A—Not too much, though we have been surprised by a few things. We’ve spent a lot of time communicating with the associates and clients and giving them a chance to talk with us about things on their mind. Again, excellent communication is one of the keys to a successful integration.
Q—I heard you were very surprised Bob Rosenfield decided not to stay.
A—We were very surprised Bob didn’t stick around. We met with him prior to the close. We had some long discussions and he decided that it wasn’t what he wanted to do. That was a surprise and we only had a short time to react. This was Monday afternoon of the close. I talked to him and I said “Bob, we really want you to stay. I want you to stay at least 90 days.” And he said “Tom, I have given it a great deal of thought. I am going to move on.” This was a big surprise and brought with it some unexpected risks. I told him that my immediate concern was his direct reports and the TruRoad team. I said “Bob, I want you to tell them that you are choosing to leave and I want you to say it to them with me there. Then I want you to shoot a video to explain this to all your employees and let them know we are honoring your request.” So that’s what we did. Bob did an excellent job communicating the reasons for his decision.
Q—I imagine at this point in your career there are not too many times when you are faced with something like this you didn’t expect. What made you decide to handle it that way so quickly?
A—It was huge. I thought Bob would stay and I had hoped he might for several years. Troy Mason has been great, traveling the country to check in with all his employees and explaining how things will work. He has helped our new TechnaGlass associates get excited for their future.
Q—Just a few more questions beyond the acquisition. I am sure you have seen the reports that private car ownership is going to plummet in the next decade. How are you positioning Safelite to account for this shift?
A—It’s on our radar but I believe we have the ability to protect the future. Safelite is in position to take advantage of any paradigm shift because of our relationships with fleets, OEs, etc. If you have built the right relationships and have a strong brand, you will be around long into the future to serve customers.

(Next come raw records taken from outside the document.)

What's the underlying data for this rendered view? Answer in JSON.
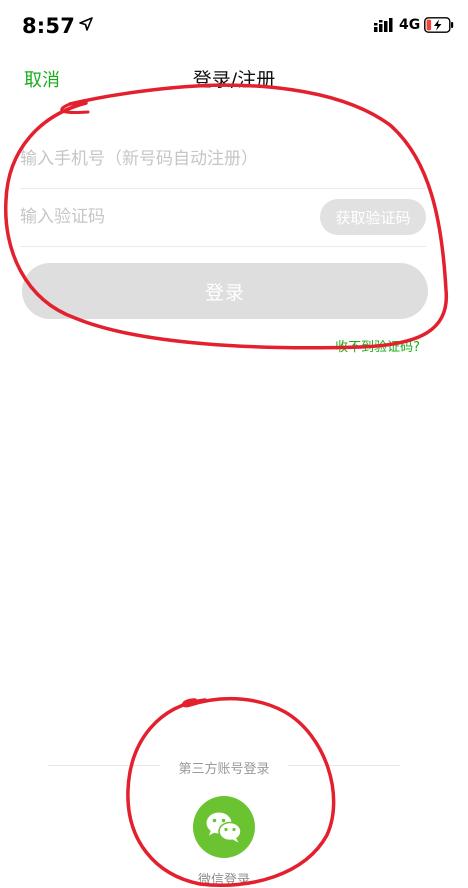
{
  "status_bar": {
    "time": "8:57",
    "network": "4G",
    "icons": [
      "location-arrow-icon",
      "signal-icon",
      "battery-charging-icon"
    ],
    "battery_color": "#f0453a"
  },
  "nav": {
    "cancel_label": "取消",
    "title": "登录/注册"
  },
  "form": {
    "phone_placeholder": "输入手机号（新号码自动注册）",
    "phone_value": "",
    "code_placeholder": "输入验证码",
    "code_value": "",
    "get_code_label": "获取验证码",
    "login_label": "登录",
    "no_code_link": "收不到验证码?"
  },
  "third_party": {
    "label": "第三方账号登录",
    "wechat_label": "微信登录",
    "wechat_icon": "wechat-icon"
  },
  "colors": {
    "accent": "#1aad19",
    "wechat": "#6cc331",
    "disabled_button": "#dedede",
    "annotation": "#e3202e"
  }
}
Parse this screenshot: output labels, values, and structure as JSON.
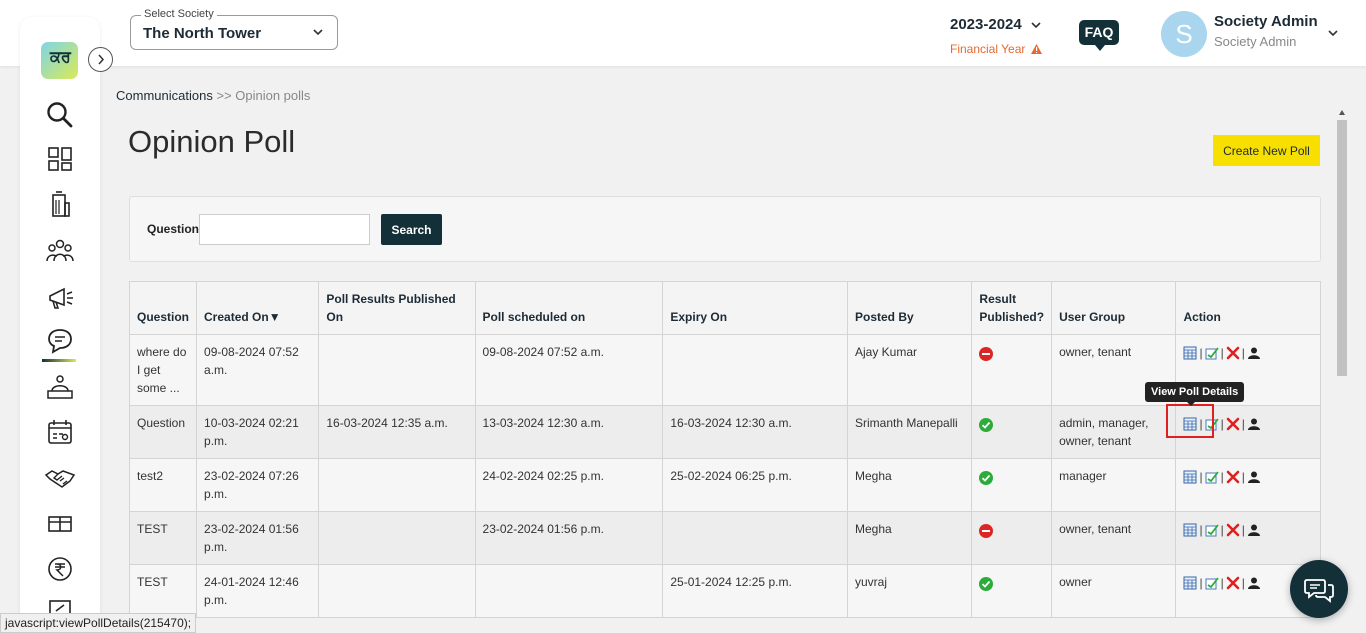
{
  "header": {
    "society_label": "Select Society",
    "society_value": "The North Tower",
    "financial_year": "2023-2024",
    "financial_year_label": "Financial Year",
    "faq_label": "FAQ",
    "avatar_initial": "S",
    "user_name": "Society Admin",
    "user_role": "Society Admin"
  },
  "breadcrumb": {
    "parent": "Communications",
    "separator": ">>",
    "current": "Opinion polls"
  },
  "page": {
    "title": "Opinion Poll",
    "create_button": "Create New Poll"
  },
  "search": {
    "label": "Question",
    "value": "",
    "button": "Search"
  },
  "table": {
    "headers": [
      "Question",
      "Created On▼",
      "Poll Results Published On",
      "Poll scheduled on",
      "Expiry On",
      "Posted By",
      "Result Published?",
      "User Group",
      "Action"
    ],
    "rows": [
      {
        "question": "where do I get some ...",
        "created_on": "09-08-2024 07:52 a.m.",
        "results_published_on": "",
        "scheduled_on": "09-08-2024 07:52 a.m.",
        "expiry_on": "",
        "posted_by": "Ajay Kumar",
        "result_published": "no",
        "user_group": "owner, tenant"
      },
      {
        "question": "Question",
        "created_on": "10-03-2024 02:21 p.m.",
        "results_published_on": "16-03-2024 12:35 a.m.",
        "scheduled_on": "13-03-2024 12:30 a.m.",
        "expiry_on": "16-03-2024 12:30 a.m.",
        "posted_by": "Srimanth Manepalli",
        "result_published": "yes",
        "user_group": "admin, manager, owner, tenant"
      },
      {
        "question": "test2",
        "created_on": "23-02-2024 07:26 p.m.",
        "results_published_on": "",
        "scheduled_on": "24-02-2024 02:25 p.m.",
        "expiry_on": "25-02-2024 06:25 p.m.",
        "posted_by": "Megha",
        "result_published": "yes",
        "user_group": "manager"
      },
      {
        "question": "TEST",
        "created_on": "23-02-2024 01:56 p.m.",
        "results_published_on": "",
        "scheduled_on": "23-02-2024 01:56 p.m.",
        "expiry_on": "",
        "posted_by": "Megha",
        "result_published": "no",
        "user_group": "owner, tenant"
      },
      {
        "question": "TEST",
        "created_on": "24-01-2024 12:46 p.m.",
        "results_published_on": "",
        "scheduled_on": "",
        "expiry_on": "25-01-2024 12:25 p.m.",
        "posted_by": "yuvraj",
        "result_published": "yes",
        "user_group": "owner"
      }
    ],
    "action_icons": [
      "view-poll-details-icon",
      "edit-poll-icon",
      "delete-poll-icon",
      "poll-users-icon"
    ],
    "action_separator": "|"
  },
  "tooltip": "View Poll Details",
  "statusbar": "javascript:viewPollDetails(215470);",
  "sidebar": {
    "logo_text": "ਕਰ",
    "icons": [
      "search-icon",
      "dashboard-icon",
      "building-icon",
      "members-icon",
      "announcement-icon",
      "communications-icon",
      "helpdesk-icon",
      "calendar-icon",
      "vendors-icon",
      "facilities-icon",
      "rupee-icon",
      "notes-icon"
    ]
  },
  "colors": {
    "brand_dark": "#133038",
    "accent_yellow": "#f7e000",
    "warning_orange": "#e8692f",
    "success_green": "#2cab3b",
    "danger_red": "#dc2626"
  }
}
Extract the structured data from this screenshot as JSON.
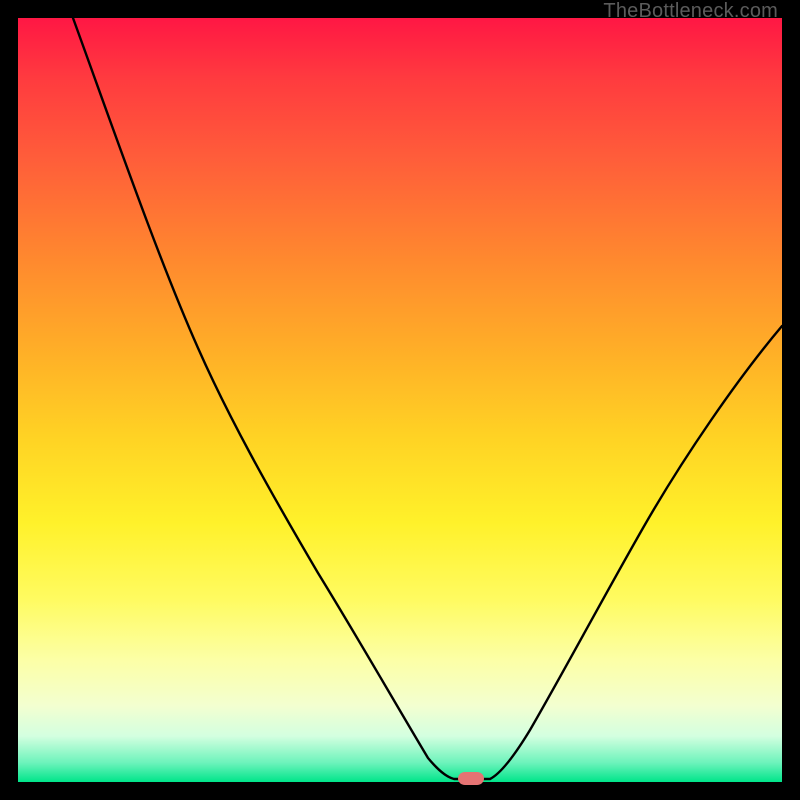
{
  "watermark": "TheBottleneck.com",
  "colors": {
    "curve": "#000000",
    "marker": "#e57373",
    "gradient_top": "#ff1744",
    "gradient_bottom": "#00e58a",
    "frame": "#000000"
  },
  "chart_data": {
    "type": "line",
    "title": "",
    "xlabel": "",
    "ylabel": "",
    "xlim": [
      0,
      100
    ],
    "ylim": [
      0,
      100
    ],
    "x": [
      0,
      5,
      10,
      15,
      20,
      25,
      30,
      35,
      40,
      45,
      50,
      53,
      55,
      57,
      58,
      60,
      62,
      65,
      70,
      75,
      80,
      85,
      90,
      95,
      100
    ],
    "values": [
      100,
      93,
      86,
      78,
      73,
      66,
      58,
      50,
      41,
      32,
      22,
      14,
      8,
      3,
      1,
      0,
      0,
      3,
      12,
      23,
      33,
      42,
      49,
      55,
      60
    ],
    "note": "Values approximate vertical position of the black curve as read against the gradient background; 0 = bottom (green), 100 = top (red). Minimum occurs near x ≈ 58–62 (marker).",
    "min_marker": {
      "x": 59,
      "y": 0
    }
  }
}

Q—Have you watched the movie “American Factory” about Fuyao’s plant in Dayton yet?
A—I watched it. I was surprised that they allowed the filmmakers unfettered access—that took some courage. And that access certainly revealed some controversial moments that came through in the film. But Fuyao has been a good partner to us, a very good partner, in fact. The cultural differences are what really came through. And some of those differences are big. I will be most curious to ask Chairman Cao about it when I see him. Though our cultures and philosophies may be different, I do realize he made a big bet and a huge financial investment on the plant and expected a huge return. He invested billions and wanted the results he expected. It has been a struggle, but he eventually got them. To me, the movie was a net neutral— I didn’t like or dislike it, but I did find it interesting. Fuyao remains a strategic partner of ours.
Q—My last question is about your plans. There’s a fair amount of speculation out there that you are getting ready to retire in a year or two. Is that speculation accurate?

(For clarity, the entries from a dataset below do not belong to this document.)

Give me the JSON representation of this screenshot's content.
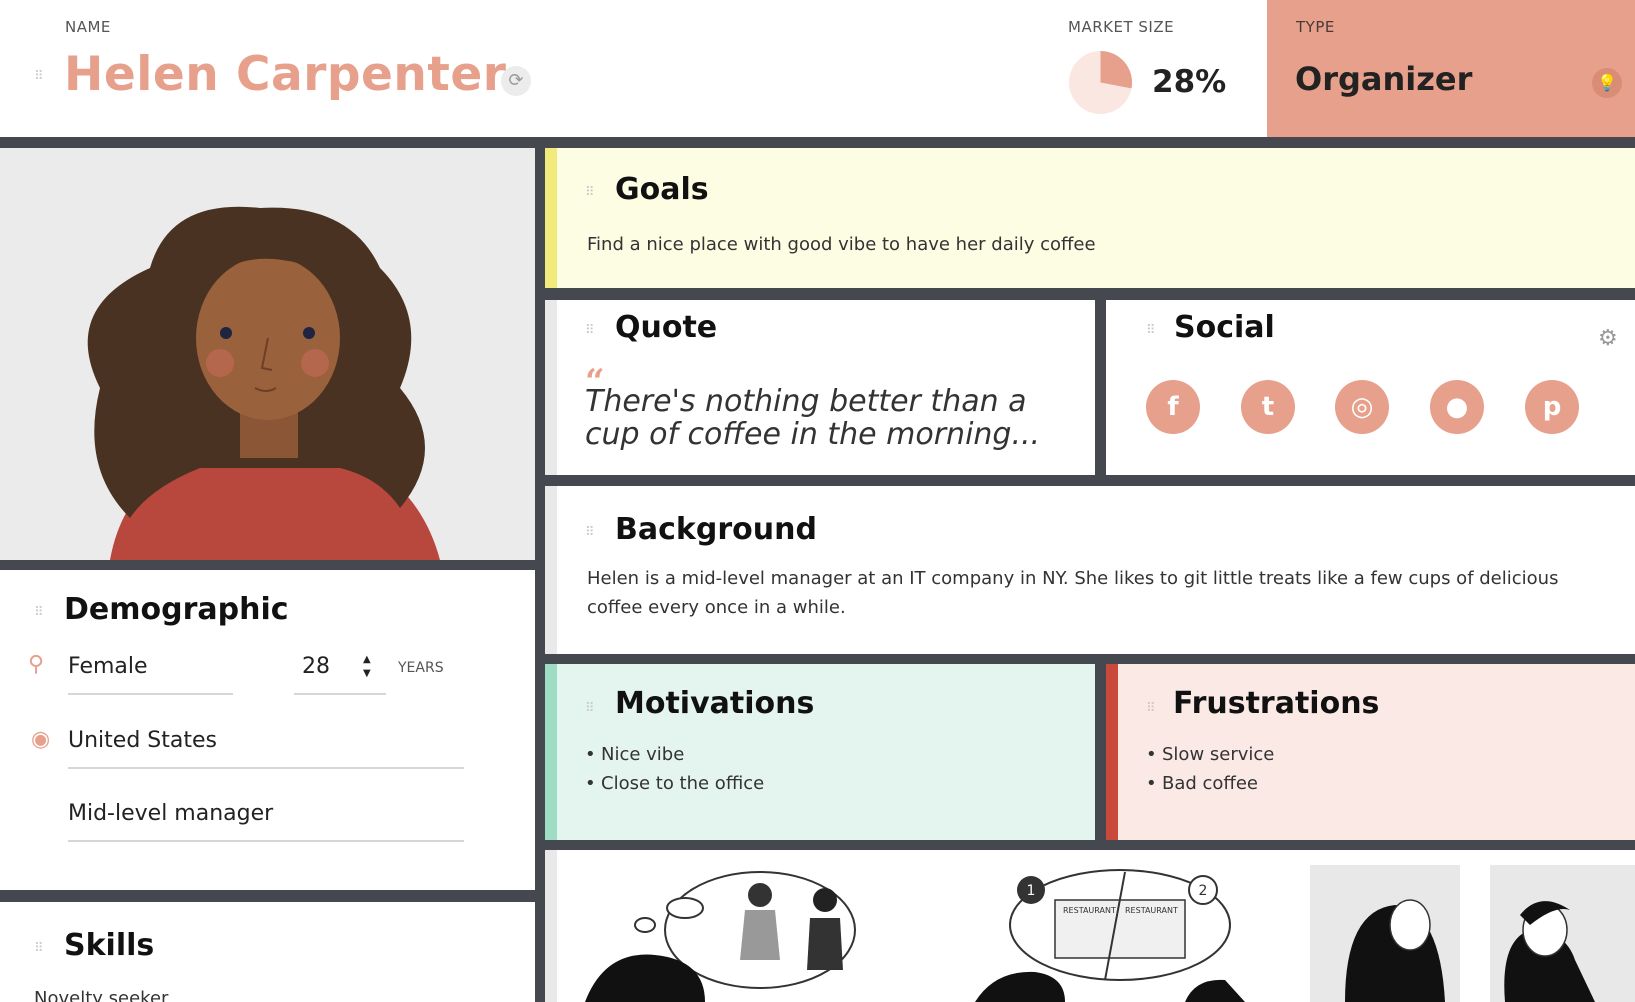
{
  "header": {
    "name_label": "NAME",
    "name": "Helen Carpenter",
    "market_size_label": "MARKET SIZE",
    "market_size_value": "28%",
    "market_size_fraction": 0.28,
    "type_label": "TYPE",
    "type_value": "Organizer"
  },
  "colors": {
    "accent": "#e6a08b",
    "divider": "#45484f",
    "goals_bg": "#fdfde4",
    "goals_accent": "#f2ea7a",
    "motivations_bg": "#e4f4ef",
    "motivations_accent": "#9fdcc4",
    "frustrations_bg": "#fbe9e6",
    "frustrations_accent": "#c9493b"
  },
  "demographic": {
    "title": "Demographic",
    "gender": "Female",
    "age": "28",
    "age_unit": "YEARS",
    "location": "United States",
    "occupation": "Mid-level manager"
  },
  "skills": {
    "title": "Skills",
    "first_item": "Novelty seeker"
  },
  "goals": {
    "title": "Goals",
    "text": "Find a nice place with good vibe to have her daily coffee"
  },
  "quote": {
    "title": "Quote",
    "mark": "“",
    "text": "There's nothing better than a cup of coffee in the morning..."
  },
  "social": {
    "title": "Social",
    "icons": [
      "facebook-icon",
      "twitter-icon",
      "instagram-icon",
      "location-pin-icon",
      "pinterest-icon"
    ],
    "glyphs": [
      "f",
      "t",
      "◎",
      "●",
      "p"
    ]
  },
  "background": {
    "title": "Background",
    "text": "Helen is a mid-level manager at an IT company in NY. She likes to git little treats like a few cups of delicious coffee every once in a while."
  },
  "motivations": {
    "title": "Motivations",
    "items": [
      "Nice vibe",
      "Close to the office"
    ]
  },
  "frustrations": {
    "title": "Frustrations",
    "items": [
      "Slow service",
      "Bad coffee"
    ]
  },
  "illustration": {
    "bubble_numbers": [
      "1",
      "2"
    ],
    "sign_texts": [
      "RESTAURANT",
      "RESTAURANT"
    ]
  }
}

A—I have no plans to retire. If and when I do, there are two people who will know and that’s my wife and [Belron CEO] Gary Lubner. I serve for as long as Gary wants me around and, he says he does, so I’ll be around. I still wake up every day and enjoy going to work and working with my team. I am tremendously proud of our people who wear our Safelite colors with pride. I don’t measure Safelite by its achievements or accomplishments, which are many. Rather, I measure Safelite by its potential, which is endless. I plan to be here to help lead Safelite toward achieving our vision of becoming the greatest, most trusted and admired service brand.